Activity =>
Each entry needs to be restated exactly as written.

Supplied records =>
☆ ☆ ☆
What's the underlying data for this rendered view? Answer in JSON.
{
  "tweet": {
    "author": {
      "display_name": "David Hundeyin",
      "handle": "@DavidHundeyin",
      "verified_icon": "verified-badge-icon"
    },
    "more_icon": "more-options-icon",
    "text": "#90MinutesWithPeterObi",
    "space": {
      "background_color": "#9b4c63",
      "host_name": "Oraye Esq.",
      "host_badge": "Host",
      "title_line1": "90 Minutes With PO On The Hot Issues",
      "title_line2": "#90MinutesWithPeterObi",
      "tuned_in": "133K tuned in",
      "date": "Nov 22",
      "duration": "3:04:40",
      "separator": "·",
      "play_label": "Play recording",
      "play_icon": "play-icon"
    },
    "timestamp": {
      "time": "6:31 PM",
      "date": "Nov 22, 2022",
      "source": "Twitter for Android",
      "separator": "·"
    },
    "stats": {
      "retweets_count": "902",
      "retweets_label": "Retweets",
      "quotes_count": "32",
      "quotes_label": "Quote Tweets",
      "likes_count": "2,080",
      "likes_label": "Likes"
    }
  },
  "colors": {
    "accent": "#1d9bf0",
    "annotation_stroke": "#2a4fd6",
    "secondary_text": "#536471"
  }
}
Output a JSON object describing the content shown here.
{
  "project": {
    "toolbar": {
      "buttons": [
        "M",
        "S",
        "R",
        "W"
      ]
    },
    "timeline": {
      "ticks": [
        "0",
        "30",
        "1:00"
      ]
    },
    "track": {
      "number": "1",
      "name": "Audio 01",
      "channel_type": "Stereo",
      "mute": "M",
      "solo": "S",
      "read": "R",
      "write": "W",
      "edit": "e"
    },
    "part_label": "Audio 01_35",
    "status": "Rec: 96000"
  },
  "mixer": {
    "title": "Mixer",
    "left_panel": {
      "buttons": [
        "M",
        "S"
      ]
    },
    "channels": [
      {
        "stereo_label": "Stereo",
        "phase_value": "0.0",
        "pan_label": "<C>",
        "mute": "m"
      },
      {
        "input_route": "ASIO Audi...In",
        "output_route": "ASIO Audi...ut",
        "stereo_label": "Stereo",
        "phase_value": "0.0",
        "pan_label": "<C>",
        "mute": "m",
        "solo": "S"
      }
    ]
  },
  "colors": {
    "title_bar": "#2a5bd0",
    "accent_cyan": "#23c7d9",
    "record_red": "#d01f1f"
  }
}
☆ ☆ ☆
Task answer =>
What's the underlying data for this rendered view? Answer in JSON.
{
  "tweet": {
    "author": {
      "display_name": "David Hundeyin",
      "handle": "@DavidHundeyin",
      "verified_icon": "verified-badge-icon"
    },
    "more_icon": "more-options-icon",
    "text": "#90MinutesWithPeterObi",
    "space": {
      "background_color": "#9b4c63",
      "host_name": "Oraye Esq.",
      "host_badge": "Host",
      "title_line1": "90 Minutes With PO On The Hot Issues",
      "title_line2": "#90MinutesWithPeterObi",
      "tuned_in": "133K tuned in",
      "date": "Nov 22",
      "duration": "3:04:40",
      "separator": "·",
      "play_label": "Play recording",
      "play_icon": "play-icon"
    },
    "timestamp": {
      "time": "6:31 PM",
      "date": "Nov 22, 2022",
      "source": "Twitter for Android",
      "separator": "·"
    },
    "stats": {
      "retweets_count": "902",
      "retweets_label": "Retweets",
      "quotes_count": "32",
      "quotes_label": "Quote Tweets",
      "likes_count": "2,080",
      "likes_label": "Likes"
    }
  },
  "colors": {
    "accent": "#1d9bf0",
    "annotation_stroke": "#2a4fd6",
    "secondary_text": "#536471"
  }
}
Output a JSON object describing the content shown here.
{
  "project": {
    "toolbar": {
      "buttons": [
        "M",
        "S",
        "R",
        "W"
      ]
    },
    "timeline": {
      "ticks": [
        "0",
        "30",
        "1:00"
      ]
    },
    "track": {
      "number": "1",
      "name": "Audio 01",
      "channel_type": "Stereo",
      "mute": "M",
      "solo": "S",
      "read": "R",
      "write": "W",
      "edit": "e"
    },
    "part_label": "Audio 01_35",
    "status": "Rec: 96000"
  },
  "mixer": {
    "title": "Mixer",
    "left_panel": {
      "buttons": [
        "M",
        "S"
      ]
    },
    "channels": [
      {
        "stereo_label": "Stereo",
        "phase_value": "0.0",
        "pan_label": "<C>",
        "mute": "m"
      },
      {
        "input_route": "ASIO Audi...In",
        "output_route": "ASIO Audi...ut",
        "stereo_label": "Stereo",
        "phase_value": "0.0",
        "pan_label": "<C>",
        "mute": "m",
        "solo": "S"
      }
    ]
  },
  "colors": {
    "title_bar": "#2a5bd0",
    "accent_cyan": "#23c7d9",
    "record_red": "#d01f1f"
  }
}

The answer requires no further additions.